Wednesday, 13 June 2018
Parental Leave (Amendment) Bill 2017: Report and Final Stages [Private Members]
I have not much more to say at this point. I was just introducing my initial thoughts on the Bill. It is true that it has had a fairly quick turnaround. There was no consultation or pre-legislative scrutiny on it. I said previously at the committee and here that Bills benefit from giving the stakeholders an opportunity to have input into them but that did not happen in this case, unfortunately. I wanted to flag the issue the Attorney General raised that there may be constitutional issues, and to which I will come back later. He does not say that lightly. I do not want to see the Bill ending up in trouble because of those issues.
That is genuinely why I am raising it.

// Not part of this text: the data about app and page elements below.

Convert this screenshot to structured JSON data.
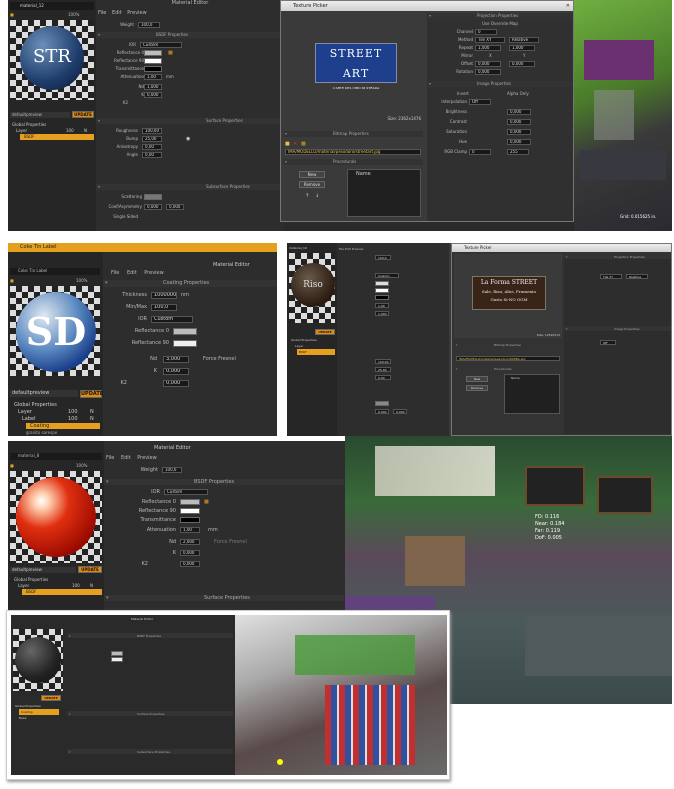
{
  "shot1": {
    "material_name": "material_12",
    "zoom": "100%",
    "menu": [
      "File",
      "Edit",
      "Preview"
    ],
    "header": "Material Editor",
    "weight_label": "Weight",
    "weight_value": "100,0",
    "bsdf_title": "BSDF Properties",
    "ior_label": "IOR",
    "ior_value": "Custom",
    "reflectance0": "Reflectance 0",
    "reflectance90": "Reflectance 90",
    "transmittance": "Transmittance",
    "attenuation_label": "Attenuation",
    "attenuation_value": "1,00",
    "attenuation_unit": "mm",
    "nd_label": "Nd",
    "nd_value": "1,000",
    "k_label": "K",
    "k_value": "0,000",
    "k2_label": "K2",
    "surface_title": "Surface Properties",
    "roughness_label": "Roughness",
    "roughness_value": "100,00",
    "bump_label": "Bump",
    "bump_value": "25,00",
    "anisotropy_label": "Anisotropy",
    "anisotropy_value": "0,00",
    "angle_label": "Angle",
    "angle_value": "0,00",
    "subsurface_title": "Subsurface Properties",
    "scattering_label": "Scattering",
    "coef_label": "Coef/Asymmetry",
    "coef_a": "0,000",
    "coef_b": "0,000",
    "single_sided": "Single Sided",
    "preview_select": "defaultpreview",
    "update": "UPDATE",
    "tree": [
      "Global Properties",
      "Layer",
      "BSDF"
    ],
    "tree_values": [
      "100",
      "N"
    ],
    "grid_label": "Grid: 0.015625 in."
  },
  "tp1": {
    "title": "Texture Picker",
    "proj_title": "Projection Properties",
    "use_override": "Use Override Map",
    "channel_label": "Channel",
    "channel_value": "0",
    "method_label": "Method",
    "method_value": "Tile XY",
    "method_b": "Relative",
    "repeat_label": "Repeat",
    "repeat_a": "1,000",
    "repeat_b": "1,000",
    "mirror_label": "Mirror",
    "mirror_a": "X",
    "mirror_b": "Y",
    "offset_label": "Offset",
    "offset_a": "0,000",
    "offset_b": "0,000",
    "rotation_label": "Rotation",
    "rotation_value": "0,000",
    "image_title": "Image Properties",
    "invert": "Invert",
    "alpha_only": "Alpha Only",
    "interp_label": "Interpolation",
    "interp_value": "Off",
    "brightness_label": "Brightness",
    "brightness_value": "0,000",
    "contrast_label": "Contrast",
    "contrast_value": "0,000",
    "saturation_label": "Saturation",
    "saturation_value": "0,000",
    "hue_label": "Hue",
    "hue_value": "0,000",
    "rgb_clamp_label": "RGB Clamp",
    "rgb_a": "0",
    "rgb_b": "255",
    "size": "Size: 2362x1476",
    "bitmap_title": "Bitmap Properties",
    "path": "IMA/MODELLO/material/pesodoro/streetart.jpg",
    "procedurals_title": "Procedurals",
    "new": "New",
    "remove": "Remove",
    "name_col": "Name",
    "sign_big": "STREET ART",
    "sign_small": "L'ARTE DEL CIBO DI STRADA"
  },
  "coke": {
    "title": "Coke Tin Label",
    "name": "Coke Tin Label",
    "zoom": "100%",
    "menu": [
      "File",
      "Edit",
      "Preview"
    ],
    "header": "Material Editor",
    "coating_title": "Coating Properties",
    "thickness_label": "Thickness",
    "thickness_value": "1000000",
    "thickness_unit": "nm",
    "minmax_label": "Min/Max",
    "minmax_value": "100,0",
    "ior_label": "IOR",
    "ior_value": "Custom",
    "reflectance0": "Reflectance 0",
    "reflectance90": "Reflectance 90",
    "nd_label": "Nd",
    "nd_value": "3,000",
    "force_fresnel": "Force Fresnel",
    "k_label": "K",
    "k_value": "0,000",
    "k2_label": "K2",
    "k2_value": "0,000",
    "preview_select": "defaultpreview",
    "update": "UPDATE",
    "tree": [
      "Global Properties",
      "Layer",
      "Label",
      "Coating"
    ],
    "tree_values": [
      "100",
      "N"
    ],
    "extra": "granito sarespe"
  },
  "shot3": {
    "material_name": "material_16",
    "header": "Material Editor",
    "menu": [
      "File",
      "Edit",
      "Preview"
    ],
    "weight_value": "100,0",
    "ior_value": "Custom",
    "attenuation_value": "1,00",
    "nd_value": "1,000",
    "roughness_value": "100,00",
    "bump_value": "25,00",
    "anisotropy_value": "0,00",
    "coef_a": "0,000",
    "coef_b": "0,000",
    "update": "UPDATE",
    "tree": [
      "Global Properties",
      "Layer",
      "BSDF"
    ]
  },
  "tp2": {
    "title": "Texture Picker",
    "proj_title": "Projection Properties",
    "image_title": "Image Properties",
    "bitmap_title": "Bitmap Properties",
    "procedurals_title": "Procedurals",
    "method_value": "Tile XY",
    "method_b": "Relative",
    "interp_value": "Off",
    "path": "IMA/MODELLO/material/pesodoro/SOPRA.jpg",
    "size": "Size: 1259x512",
    "new": "New",
    "remove": "Remove",
    "name_col": "Name",
    "sign": [
      "La Forma STREET",
      "Sale, Riso, Alici, Frumento",
      "Gusto Si-NO OGM"
    ]
  },
  "shot5": {
    "material_name": "material_8",
    "zoom": "100%",
    "menu": [
      "File",
      "Edit",
      "Preview"
    ],
    "header": "Material Editor",
    "weight_label": "Weight",
    "weight_value": "100,0",
    "bsdf_title": "BSDF Properties",
    "ior_label": "IOR",
    "ior_value": "Custom",
    "reflectance0": "Reflectance 0",
    "reflectance90": "Reflectance 90",
    "transmittance": "Transmittance",
    "attenuation_label": "Attenuation",
    "attenuation_value": "1,00",
    "attenuation_unit": "mm",
    "nd_label": "Nd",
    "nd_value": "2,000",
    "force_fresnel": "Force Fresnel",
    "k_label": "K",
    "k_value": "0,000",
    "k2_label": "K2",
    "k2_value": "0,000",
    "surface_title": "Surface Properties",
    "preview_select": "defaultpreview",
    "update": "UPDATE",
    "tree": [
      "Global Properties",
      "Layer",
      "BSDF"
    ],
    "tree_values": [
      "100",
      "N"
    ],
    "overlay": [
      "FD: 0.116",
      "Near: 0.184",
      "Far: 0.119",
      "DoF: 0.005"
    ]
  },
  "shot6": {
    "header": "Material Editor",
    "bsdf_title": "BSDF Properties",
    "surface_title": "Surface Properties",
    "subsurface_title": "Subsurface Properties",
    "update": "UPDATE",
    "tree": [
      "Global Properties",
      "Coating",
      "Base"
    ]
  }
}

Last year we introduced two weeks of paid paternity leave. There has been a very good take-up. We must ensure we are in a position to extend it. I take the point made by Deputies that we have a long way to go in providing for childcare and parental leave. Several years ago I visited Scandinavia where I studied this issue. I met people and saw what they did. Even then they were quite advanced in their thinking. Teachers in childcare services had master's level qualifications in early childcare education and provision. Children learn so much at that age. We, on this side of the House, and I am sure others will agree that in their first year of life children are best placed with their parents. That is where we want to get to and we want to support families and parents in doing so, but we have a long way to go. We propose that we do so incrementally, not in one fell swoop. The unpaid leave is welcome. Some families will not be able to afford to take it, but some will. However, I do not want to move our aim away from the ultimate goal which is paid parental leave in order that people will be able to take time off and have the guarantee that rest assured they will be paid.
There are other issues related to gender equality. Often mothers take time out to mind the children and their careers slide because they, rather than the father, take so much time off work. That is an issue and we want to balance it. There are interesting issues when one begins delving into and discussing the matter. The gender pay gap also comes into play, as well as the need to ensure there is a balance and that fathers have the opportunity to bond with children.

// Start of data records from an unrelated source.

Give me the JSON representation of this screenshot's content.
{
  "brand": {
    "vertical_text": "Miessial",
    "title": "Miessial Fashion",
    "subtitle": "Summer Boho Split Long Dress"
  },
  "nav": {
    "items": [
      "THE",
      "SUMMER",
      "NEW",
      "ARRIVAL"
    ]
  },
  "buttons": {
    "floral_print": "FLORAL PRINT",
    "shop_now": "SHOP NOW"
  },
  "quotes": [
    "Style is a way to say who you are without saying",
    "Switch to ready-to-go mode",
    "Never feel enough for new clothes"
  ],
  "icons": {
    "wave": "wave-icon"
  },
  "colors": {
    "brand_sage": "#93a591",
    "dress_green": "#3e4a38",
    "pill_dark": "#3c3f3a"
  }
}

Last week the House discussed the issue of maternity leave for politicians. We are one of the few groups without a right to paternity or maternity leave and it is something we need to address. We had a very interesting debate on it in Private Members' time a number of weeks ago.
I apologise for going over time.